Select all lines in the records that include "title".

(Data records for software interfaces)
::::::

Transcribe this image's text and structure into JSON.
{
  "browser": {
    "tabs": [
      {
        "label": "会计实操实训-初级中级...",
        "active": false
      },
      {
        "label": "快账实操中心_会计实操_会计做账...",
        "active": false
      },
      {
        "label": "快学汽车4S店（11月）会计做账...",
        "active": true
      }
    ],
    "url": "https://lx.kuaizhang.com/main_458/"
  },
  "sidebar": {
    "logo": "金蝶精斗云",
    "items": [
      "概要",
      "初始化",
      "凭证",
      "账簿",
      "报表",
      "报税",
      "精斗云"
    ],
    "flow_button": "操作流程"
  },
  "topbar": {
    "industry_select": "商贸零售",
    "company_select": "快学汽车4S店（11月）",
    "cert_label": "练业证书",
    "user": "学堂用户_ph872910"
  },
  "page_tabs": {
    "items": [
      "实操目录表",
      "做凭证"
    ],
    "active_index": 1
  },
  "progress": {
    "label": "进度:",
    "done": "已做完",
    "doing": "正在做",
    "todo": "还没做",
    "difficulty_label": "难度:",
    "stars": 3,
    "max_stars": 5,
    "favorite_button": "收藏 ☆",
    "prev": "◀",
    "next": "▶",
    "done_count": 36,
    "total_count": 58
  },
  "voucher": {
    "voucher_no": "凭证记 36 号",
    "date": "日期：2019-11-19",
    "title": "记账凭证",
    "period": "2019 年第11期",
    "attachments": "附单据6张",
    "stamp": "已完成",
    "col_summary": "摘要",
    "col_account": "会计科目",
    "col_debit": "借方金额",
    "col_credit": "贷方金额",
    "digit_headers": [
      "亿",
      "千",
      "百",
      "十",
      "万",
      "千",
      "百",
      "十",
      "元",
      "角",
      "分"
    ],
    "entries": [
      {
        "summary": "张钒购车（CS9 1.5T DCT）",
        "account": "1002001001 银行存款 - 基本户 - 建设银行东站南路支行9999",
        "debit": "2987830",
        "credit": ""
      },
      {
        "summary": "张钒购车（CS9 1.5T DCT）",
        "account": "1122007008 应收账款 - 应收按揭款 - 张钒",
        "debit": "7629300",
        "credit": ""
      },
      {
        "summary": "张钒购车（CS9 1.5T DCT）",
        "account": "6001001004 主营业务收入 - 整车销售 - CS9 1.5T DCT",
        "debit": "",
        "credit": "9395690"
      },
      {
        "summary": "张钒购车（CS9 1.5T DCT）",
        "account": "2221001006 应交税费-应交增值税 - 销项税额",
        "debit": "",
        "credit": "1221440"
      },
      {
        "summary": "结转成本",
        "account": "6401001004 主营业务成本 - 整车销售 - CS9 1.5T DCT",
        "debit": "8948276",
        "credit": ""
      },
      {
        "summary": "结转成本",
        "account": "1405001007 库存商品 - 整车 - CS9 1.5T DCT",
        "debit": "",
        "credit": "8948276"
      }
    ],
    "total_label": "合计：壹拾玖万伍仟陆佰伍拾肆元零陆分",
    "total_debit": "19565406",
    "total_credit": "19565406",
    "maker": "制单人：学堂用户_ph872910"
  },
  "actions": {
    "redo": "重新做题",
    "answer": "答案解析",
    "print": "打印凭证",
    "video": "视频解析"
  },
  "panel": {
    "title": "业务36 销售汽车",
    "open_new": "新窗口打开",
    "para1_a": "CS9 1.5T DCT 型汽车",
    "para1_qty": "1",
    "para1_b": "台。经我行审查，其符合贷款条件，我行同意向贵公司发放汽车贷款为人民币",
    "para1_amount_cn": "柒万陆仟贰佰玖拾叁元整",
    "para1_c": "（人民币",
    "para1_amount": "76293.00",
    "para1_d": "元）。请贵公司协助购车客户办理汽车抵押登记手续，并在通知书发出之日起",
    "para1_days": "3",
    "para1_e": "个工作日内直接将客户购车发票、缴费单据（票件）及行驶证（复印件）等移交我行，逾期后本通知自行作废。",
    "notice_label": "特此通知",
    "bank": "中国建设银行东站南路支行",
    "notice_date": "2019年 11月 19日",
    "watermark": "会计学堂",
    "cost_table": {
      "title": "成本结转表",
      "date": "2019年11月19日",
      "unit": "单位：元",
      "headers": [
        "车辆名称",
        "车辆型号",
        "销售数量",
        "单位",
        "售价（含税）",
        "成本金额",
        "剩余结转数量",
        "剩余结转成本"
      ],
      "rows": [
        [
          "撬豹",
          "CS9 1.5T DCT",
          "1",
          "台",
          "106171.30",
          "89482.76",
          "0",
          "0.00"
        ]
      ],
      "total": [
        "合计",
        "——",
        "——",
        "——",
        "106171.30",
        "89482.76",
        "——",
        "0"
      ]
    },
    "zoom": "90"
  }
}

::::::

_RESULT OF THE EXERCISE_.
    "title": "记账凭证",
    "title": "业务36 销售汽车",
      "title": "成本结转表",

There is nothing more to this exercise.